- _ACTIVITY_
Reproduce the listing exactly, so that no line differs from the original.

- _AVAILABLE RECORDS_

• • • • •

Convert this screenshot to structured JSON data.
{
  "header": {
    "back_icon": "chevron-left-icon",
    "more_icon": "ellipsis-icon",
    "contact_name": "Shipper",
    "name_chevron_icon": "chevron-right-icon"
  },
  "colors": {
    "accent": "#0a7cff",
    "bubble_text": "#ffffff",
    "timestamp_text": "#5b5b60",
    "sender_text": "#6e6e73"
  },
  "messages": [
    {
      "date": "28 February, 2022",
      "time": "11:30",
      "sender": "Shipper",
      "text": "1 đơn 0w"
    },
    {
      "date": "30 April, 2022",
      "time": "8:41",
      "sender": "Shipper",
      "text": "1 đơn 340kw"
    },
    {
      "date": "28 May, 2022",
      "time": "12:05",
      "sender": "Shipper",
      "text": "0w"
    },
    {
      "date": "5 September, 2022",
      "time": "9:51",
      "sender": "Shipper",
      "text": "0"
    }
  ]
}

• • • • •

- _TASK SOLUTION_
Convert this screenshot to structured JSON data.
{
  "header": {
    "back_icon": "chevron-left-icon",
    "more_icon": "ellipsis-icon",
    "contact_name": "Shipper",
    "name_chevron_icon": "chevron-right-icon"
  },
  "colors": {
    "accent": "#0a7cff",
    "bubble_text": "#ffffff",
    "timestamp_text": "#5b5b60",
    "sender_text": "#6e6e73"
  },
  "messages": [
    {
      "date": "28 February, 2022",
      "time": "11:30",
      "sender": "Shipper",
      "text": "1 đơn 0w"
    },
    {
      "date": "30 April, 2022",
      "time": "8:41",
      "sender": "Shipper",
      "text": "1 đơn 340kw"
    },
    {
      "date": "28 May, 2022",
      "time": "12:05",
      "sender": "Shipper",
      "text": "0w"
    },
    {
      "date": "5 September, 2022",
      "time": "9:51",
      "sender": "Shipper",
      "text": "0"
    }
  ]
}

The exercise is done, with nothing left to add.